“Almost seven months after the start of the military operation to recapture the city of Mosul, more than 12,000 civilians have been injured in the assault or as they tried to escape the fighting,” explains Maud Bellon, Handicap International’s field coordinator for the Mosul emergency response. “More than half come from the western part of the city, where armed forces are still conducting military operations.”
The city of Mosul has been the scene of intense fighting since October 2016. More than 485,000 people have fled the city and hundreds of thousands civilians remain trapped by the conflict. Since the start of military offensive’s second phase to capture the western part of the city, last February, there has been a sharp rise in the number of casualties. To provide assistance and get as close as possible to those affected, Handicap International is expanding its emergency response.
Direct response in East Mosul
“Although a lot of people living in the western part of the city are fleeing Mosul, many are also heading towards the city’s eastern districts, retaken by the army in January 2017,” explains Maud. “To cover as many needs as possible and to provide assistance directly to the population, we are going to extend our response into the city itself, in a health center, where several physical therapists, psychosocial workers, and psychologists will provide assistance to casualties.” Handicap International already works in Hamdanyiah and Qayyarah, two other hospitals on the outskirts of the city, providing patients with rehabilitation care.
Camp activities beefed up

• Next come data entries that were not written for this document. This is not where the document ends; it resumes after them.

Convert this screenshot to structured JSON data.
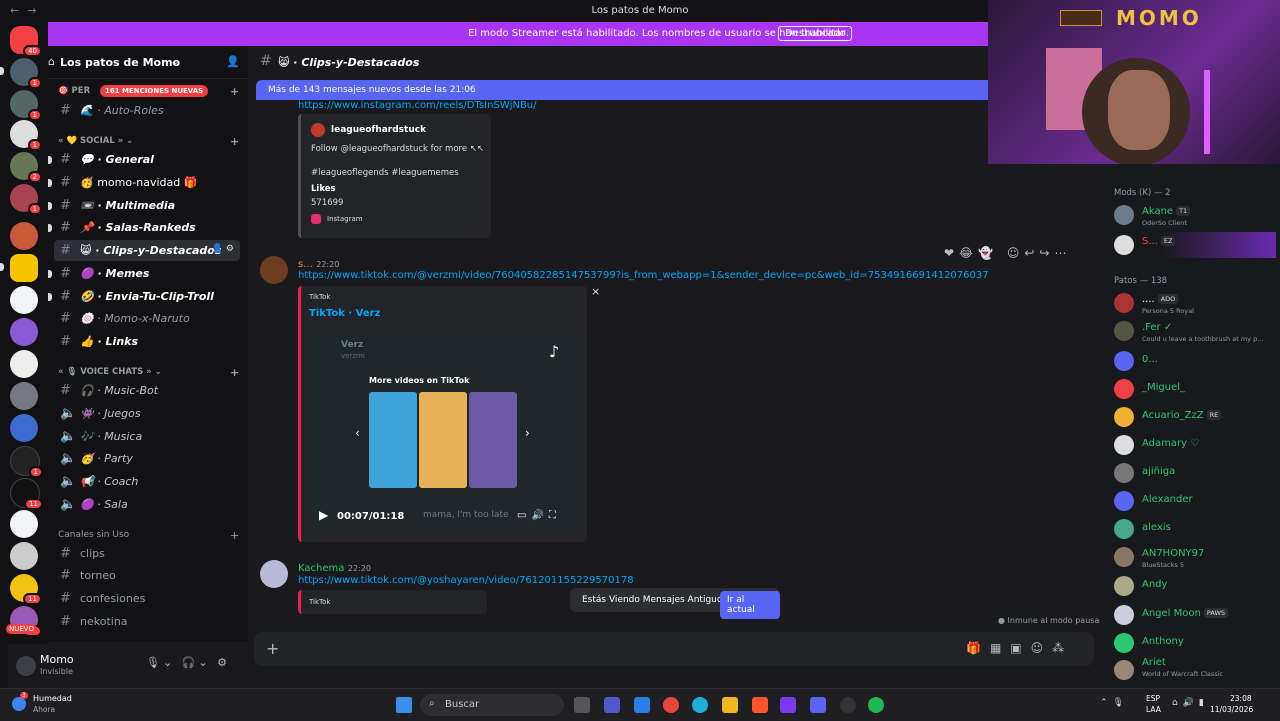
{
  "window": {
    "title": "Los patos de Momo"
  },
  "streamer_banner": {
    "message": "El modo Streamer está habilitado. Los nombres de usuario se han truncado.",
    "button": "Deshabilitar"
  },
  "server_badges": [
    "40",
    "1",
    "1",
    "1",
    "2",
    "1",
    "1",
    "11",
    "11",
    "29"
  ],
  "new_label": "NUEVO",
  "server": {
    "name": "Los patos de Momo"
  },
  "mentions_pill": "161 MENCIONES NUEVAS",
  "categories": {
    "first": "PER",
    "social": "SOCIAL",
    "voice": "VOICE CHATS",
    "unused": "Canales sin Uso"
  },
  "channels": [
    "Auto-Roles",
    "General",
    "momo-navidad",
    "Multimedia",
    "Salas-Rankeds",
    "Clips-y-Destacados",
    "Memes",
    "Envia-Tu-Clip-Troll",
    "Momo-x-Naruto",
    "Links"
  ],
  "voice_channels": [
    "Music-Bot",
    "Juegos",
    "Musica",
    "Party",
    "Coach",
    "Sala"
  ],
  "unused_channels": [
    "clips",
    "torneo",
    "confesiones",
    "nekotina"
  ],
  "current_user": {
    "name": "Momo",
    "status": "Invisible"
  },
  "header": {
    "channel": "Clips-y-Destacados"
  },
  "new_messages_bar": "Más de 143 mensajes nuevos desde las 21:06",
  "messages": {
    "top_link": "https://www.instagram.com/reels/DTsInSWjNBu/",
    "instagram_embed": {
      "account": "leagueofhardstuck",
      "text1": "Follow @leagueofhardstuck for more ",
      "text2": "#leagueoflegends #leaguememes",
      "likes_label": "Likes",
      "likes_value": "571699",
      "provider": "Instagram"
    },
    "msg2": {
      "author": "s...",
      "time": "22:20",
      "link": "https://www.tiktok.com/@verzmi/video/7604058228514753799?is_from_webapp=1&sender_device=pc&web_id=7534916691412076037"
    },
    "tiktok_embed": {
      "provider": "TikTok",
      "title": "TikTok · Verz",
      "more": "More videos on TikTok",
      "time": "00:07/01:18",
      "caption": "mama, I'm too late",
      "creator": "Verz",
      "creator_handle": "verzmi"
    },
    "msg3": {
      "author": "Kachema",
      "time": "22:20",
      "link": "https://www.tiktok.com/@yoshayaren/video/761201155229570178",
      "provider": "TikTok"
    }
  },
  "old_messages": {
    "text": "Estás Viendo Mensajes Antiguos",
    "button": "Ir al actual"
  },
  "paused_note": "Inmune al modo pausado",
  "members": {
    "mods_header": "Mods (K) — 2",
    "mods": [
      {
        "name": "Akane",
        "sub": "OderSo Client",
        "tag": "T1"
      },
      {
        "name": "S...",
        "tag": "EZ"
      }
    ],
    "patos_header": "Patos — 138",
    "patos": [
      {
        "name": "....",
        "sub": "Persona 5 Royal",
        "tag": "ADO"
      },
      {
        "name": ".Fer ✓",
        "sub": "Could u leave a toothbrush at my p..."
      },
      {
        "name": "0..."
      },
      {
        "name": "_Miguel_"
      },
      {
        "name": "Acuario_ZzZ",
        "tag": "RE"
      },
      {
        "name": "Adamary ♡"
      },
      {
        "name": "ajiñiga"
      },
      {
        "name": "Alexander"
      },
      {
        "name": "alexis"
      },
      {
        "name": "AN7HONY97",
        "sub": "BlueStacks 5"
      },
      {
        "name": "Andy"
      },
      {
        "name": "Angel Moon",
        "tag": "PAWS"
      },
      {
        "name": "Anthony"
      },
      {
        "name": "Ariet",
        "sub": "World of Warcraft Classic"
      }
    ]
  },
  "webcam": {
    "sign": "MOMO"
  },
  "taskbar": {
    "weather": "Humedad",
    "weather_sub": "Ahora",
    "weather_badge": "3",
    "search": "Buscar",
    "lang": "ESP",
    "lang2": "LAA",
    "time": "23:08",
    "date": "11/03/2026"
  }
}
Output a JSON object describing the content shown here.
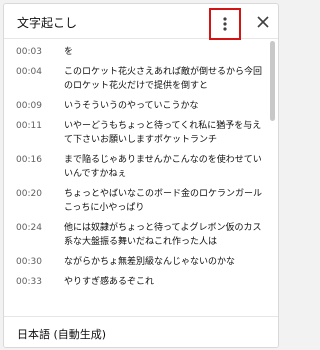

The rise in casualties has been mirrored by a dramatic increase in population movements in recent weeks. “More than three quarters of civilians who have fled Mosul live in displaced people’s camps set up to the south and east of the city. Thousands of displaced people pass through the Hammam al Alil screening point every day. Our teams are working in six camps but we also recently began working in this area to provide faster assistance to displaced people,” Maud continues. “We intend to give priority to the most vulnerable people: civilian casualties, people with disabilities, and people suffering from psychological distress. They have been hit particularly hard by erratic access to care, bombing and the difficulties fleeing Mosul. For them, our assistance is vital.”
More and more returnees
Although tens of thousands of people continue to flee Mosul, the number of families returning to their areas of origin has also risen sharply. “More than 100,000 people have already returned to their homes and the number of returnees has even exceeded the number of arrivals, in some camps, over the last month,” Maud explains. “These areas are still extremely hazardous because they are littered with explosive remnants of war. We are continuing our risk education activities in the camps and in the buses transporting displaced people back to areas of Mosul recaptured by armed forces.” Since the start of its emergency response, Handicap International has already provided more than 25,000 people with risk education on explosive remnants of war.
Mosul emergency: Fighting between armed groups and government forces in Iraq in recent years has displaced more than three million people. An estimated 11 million civilians already need humanitarian assistance in the country. The Mosul offensive has presented international organizations with an unprecedented challenge. More than 485,000 people have fled the city since last October.
Handicap International and the Iraqi crisis: More than 200,000 people have benefited from Handicap International’s actions since the launch of its emergency operations in Iraq in 2014. Our actions are regularly reviewed to take into account a highly volatile situation across the whole of Iraqi territory. Handicap International currently organizes population protection activities, raises awareness of the risk from mines and conventional weapons, conducts non-technical surveys and clears potentially hazardous areas, provides physical and functional rehabilitation and psychosocial support, supports health centers, organizes training and advocacy, and provides technical support to partners to enhance the inclusion of vulnerable people (people with disabilities, casualties, older people, and others) within their services.